*Directions*
Print every line of the material below exactly as it stands, but omit the pictures.
** Input follows **
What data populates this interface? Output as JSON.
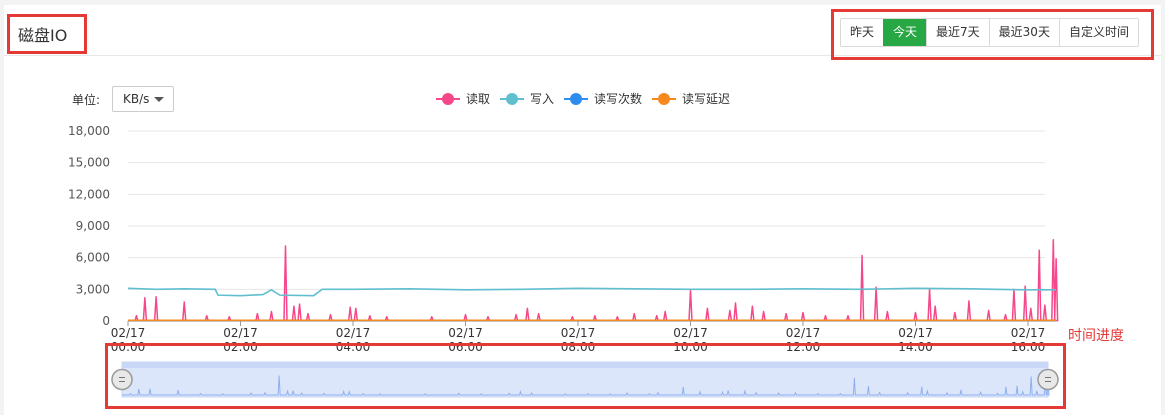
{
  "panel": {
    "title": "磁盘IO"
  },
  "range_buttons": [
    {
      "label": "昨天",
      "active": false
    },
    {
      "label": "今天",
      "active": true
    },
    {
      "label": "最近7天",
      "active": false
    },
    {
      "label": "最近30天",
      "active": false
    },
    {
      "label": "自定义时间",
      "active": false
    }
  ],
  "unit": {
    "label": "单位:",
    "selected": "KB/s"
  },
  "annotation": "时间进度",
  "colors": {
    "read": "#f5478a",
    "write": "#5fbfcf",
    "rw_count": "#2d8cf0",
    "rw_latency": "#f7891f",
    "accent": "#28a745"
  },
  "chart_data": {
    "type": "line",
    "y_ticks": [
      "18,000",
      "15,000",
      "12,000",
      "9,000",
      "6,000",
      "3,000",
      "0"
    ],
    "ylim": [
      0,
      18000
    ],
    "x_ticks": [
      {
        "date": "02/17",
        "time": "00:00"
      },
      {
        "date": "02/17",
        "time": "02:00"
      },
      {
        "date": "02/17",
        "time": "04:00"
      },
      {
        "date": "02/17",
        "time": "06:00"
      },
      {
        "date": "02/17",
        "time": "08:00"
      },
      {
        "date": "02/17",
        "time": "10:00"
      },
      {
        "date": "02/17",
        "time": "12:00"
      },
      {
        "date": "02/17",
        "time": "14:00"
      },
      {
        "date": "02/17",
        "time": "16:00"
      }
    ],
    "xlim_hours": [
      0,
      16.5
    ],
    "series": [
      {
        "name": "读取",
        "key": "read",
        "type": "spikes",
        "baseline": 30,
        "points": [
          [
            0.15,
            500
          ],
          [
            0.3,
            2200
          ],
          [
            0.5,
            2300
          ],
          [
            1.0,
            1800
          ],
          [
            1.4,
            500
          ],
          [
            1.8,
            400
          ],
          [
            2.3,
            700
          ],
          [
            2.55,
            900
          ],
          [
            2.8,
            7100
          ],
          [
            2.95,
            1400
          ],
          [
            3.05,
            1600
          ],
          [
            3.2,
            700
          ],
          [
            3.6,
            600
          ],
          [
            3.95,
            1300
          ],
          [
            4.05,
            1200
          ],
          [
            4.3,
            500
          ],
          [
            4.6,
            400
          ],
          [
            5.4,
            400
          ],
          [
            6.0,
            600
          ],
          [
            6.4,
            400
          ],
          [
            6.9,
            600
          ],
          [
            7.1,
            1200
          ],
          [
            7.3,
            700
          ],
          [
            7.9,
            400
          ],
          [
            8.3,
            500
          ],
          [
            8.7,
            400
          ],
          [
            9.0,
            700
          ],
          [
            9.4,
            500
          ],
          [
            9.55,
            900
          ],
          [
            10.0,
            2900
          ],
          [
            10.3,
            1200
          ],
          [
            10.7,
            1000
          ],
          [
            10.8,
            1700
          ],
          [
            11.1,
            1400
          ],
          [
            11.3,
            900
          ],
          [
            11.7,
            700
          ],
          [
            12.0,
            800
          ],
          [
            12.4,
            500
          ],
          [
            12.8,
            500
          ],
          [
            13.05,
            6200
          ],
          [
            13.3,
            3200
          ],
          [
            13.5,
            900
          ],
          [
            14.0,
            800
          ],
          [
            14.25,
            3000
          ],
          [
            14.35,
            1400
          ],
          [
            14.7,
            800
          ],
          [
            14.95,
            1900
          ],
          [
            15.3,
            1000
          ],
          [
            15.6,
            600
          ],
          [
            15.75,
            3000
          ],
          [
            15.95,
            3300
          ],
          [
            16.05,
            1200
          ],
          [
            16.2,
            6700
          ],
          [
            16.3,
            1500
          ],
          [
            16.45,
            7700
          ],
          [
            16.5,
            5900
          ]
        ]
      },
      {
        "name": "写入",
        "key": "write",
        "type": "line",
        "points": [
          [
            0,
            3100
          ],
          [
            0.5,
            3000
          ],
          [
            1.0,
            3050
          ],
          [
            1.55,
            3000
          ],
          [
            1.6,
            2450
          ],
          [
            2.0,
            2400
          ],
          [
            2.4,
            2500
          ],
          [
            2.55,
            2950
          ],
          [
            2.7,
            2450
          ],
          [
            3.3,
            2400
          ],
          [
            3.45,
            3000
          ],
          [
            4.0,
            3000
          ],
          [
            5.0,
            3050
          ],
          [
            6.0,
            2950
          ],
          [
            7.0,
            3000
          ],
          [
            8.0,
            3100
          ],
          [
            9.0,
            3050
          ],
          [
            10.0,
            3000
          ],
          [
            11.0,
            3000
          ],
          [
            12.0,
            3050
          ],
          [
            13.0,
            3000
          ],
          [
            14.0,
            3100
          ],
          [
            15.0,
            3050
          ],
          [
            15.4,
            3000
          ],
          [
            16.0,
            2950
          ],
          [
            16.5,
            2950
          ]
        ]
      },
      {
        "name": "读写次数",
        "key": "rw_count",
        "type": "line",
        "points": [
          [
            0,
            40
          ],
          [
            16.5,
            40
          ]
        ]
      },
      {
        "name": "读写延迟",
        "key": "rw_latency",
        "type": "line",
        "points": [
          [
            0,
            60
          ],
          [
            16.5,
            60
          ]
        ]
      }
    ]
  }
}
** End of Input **
*Exercise answer*
What data populates this interface? Output as JSON.
{
  "panel": {
    "title": "磁盘IO"
  },
  "range_buttons": [
    {
      "label": "昨天",
      "active": false
    },
    {
      "label": "今天",
      "active": true
    },
    {
      "label": "最近7天",
      "active": false
    },
    {
      "label": "最近30天",
      "active": false
    },
    {
      "label": "自定义时间",
      "active": false
    }
  ],
  "unit": {
    "label": "单位:",
    "selected": "KB/s"
  },
  "annotation": "时间进度",
  "colors": {
    "read": "#f5478a",
    "write": "#5fbfcf",
    "rw_count": "#2d8cf0",
    "rw_latency": "#f7891f",
    "accent": "#28a745"
  },
  "chart_data": {
    "type": "line",
    "y_ticks": [
      "18,000",
      "15,000",
      "12,000",
      "9,000",
      "6,000",
      "3,000",
      "0"
    ],
    "ylim": [
      0,
      18000
    ],
    "x_ticks": [
      {
        "date": "02/17",
        "time": "00:00"
      },
      {
        "date": "02/17",
        "time": "02:00"
      },
      {
        "date": "02/17",
        "time": "04:00"
      },
      {
        "date": "02/17",
        "time": "06:00"
      },
      {
        "date": "02/17",
        "time": "08:00"
      },
      {
        "date": "02/17",
        "time": "10:00"
      },
      {
        "date": "02/17",
        "time": "12:00"
      },
      {
        "date": "02/17",
        "time": "14:00"
      },
      {
        "date": "02/17",
        "time": "16:00"
      }
    ],
    "xlim_hours": [
      0,
      16.5
    ],
    "series": [
      {
        "name": "读取",
        "key": "read",
        "type": "spikes",
        "baseline": 30,
        "points": [
          [
            0.15,
            500
          ],
          [
            0.3,
            2200
          ],
          [
            0.5,
            2300
          ],
          [
            1.0,
            1800
          ],
          [
            1.4,
            500
          ],
          [
            1.8,
            400
          ],
          [
            2.3,
            700
          ],
          [
            2.55,
            900
          ],
          [
            2.8,
            7100
          ],
          [
            2.95,
            1400
          ],
          [
            3.05,
            1600
          ],
          [
            3.2,
            700
          ],
          [
            3.6,
            600
          ],
          [
            3.95,
            1300
          ],
          [
            4.05,
            1200
          ],
          [
            4.3,
            500
          ],
          [
            4.6,
            400
          ],
          [
            5.4,
            400
          ],
          [
            6.0,
            600
          ],
          [
            6.4,
            400
          ],
          [
            6.9,
            600
          ],
          [
            7.1,
            1200
          ],
          [
            7.3,
            700
          ],
          [
            7.9,
            400
          ],
          [
            8.3,
            500
          ],
          [
            8.7,
            400
          ],
          [
            9.0,
            700
          ],
          [
            9.4,
            500
          ],
          [
            9.55,
            900
          ],
          [
            10.0,
            2900
          ],
          [
            10.3,
            1200
          ],
          [
            10.7,
            1000
          ],
          [
            10.8,
            1700
          ],
          [
            11.1,
            1400
          ],
          [
            11.3,
            900
          ],
          [
            11.7,
            700
          ],
          [
            12.0,
            800
          ],
          [
            12.4,
            500
          ],
          [
            12.8,
            500
          ],
          [
            13.05,
            6200
          ],
          [
            13.3,
            3200
          ],
          [
            13.5,
            900
          ],
          [
            14.0,
            800
          ],
          [
            14.25,
            3000
          ],
          [
            14.35,
            1400
          ],
          [
            14.7,
            800
          ],
          [
            14.95,
            1900
          ],
          [
            15.3,
            1000
          ],
          [
            15.6,
            600
          ],
          [
            15.75,
            3000
          ],
          [
            15.95,
            3300
          ],
          [
            16.05,
            1200
          ],
          [
            16.2,
            6700
          ],
          [
            16.3,
            1500
          ],
          [
            16.45,
            7700
          ],
          [
            16.5,
            5900
          ]
        ]
      },
      {
        "name": "写入",
        "key": "write",
        "type": "line",
        "points": [
          [
            0,
            3100
          ],
          [
            0.5,
            3000
          ],
          [
            1.0,
            3050
          ],
          [
            1.55,
            3000
          ],
          [
            1.6,
            2450
          ],
          [
            2.0,
            2400
          ],
          [
            2.4,
            2500
          ],
          [
            2.55,
            2950
          ],
          [
            2.7,
            2450
          ],
          [
            3.3,
            2400
          ],
          [
            3.45,
            3000
          ],
          [
            4.0,
            3000
          ],
          [
            5.0,
            3050
          ],
          [
            6.0,
            2950
          ],
          [
            7.0,
            3000
          ],
          [
            8.0,
            3100
          ],
          [
            9.0,
            3050
          ],
          [
            10.0,
            3000
          ],
          [
            11.0,
            3000
          ],
          [
            12.0,
            3050
          ],
          [
            13.0,
            3000
          ],
          [
            14.0,
            3100
          ],
          [
            15.0,
            3050
          ],
          [
            15.4,
            3000
          ],
          [
            16.0,
            2950
          ],
          [
            16.5,
            2950
          ]
        ]
      },
      {
        "name": "读写次数",
        "key": "rw_count",
        "type": "line",
        "points": [
          [
            0,
            40
          ],
          [
            16.5,
            40
          ]
        ]
      },
      {
        "name": "读写延迟",
        "key": "rw_latency",
        "type": "line",
        "points": [
          [
            0,
            60
          ],
          [
            16.5,
            60
          ]
        ]
      }
    ]
  }
}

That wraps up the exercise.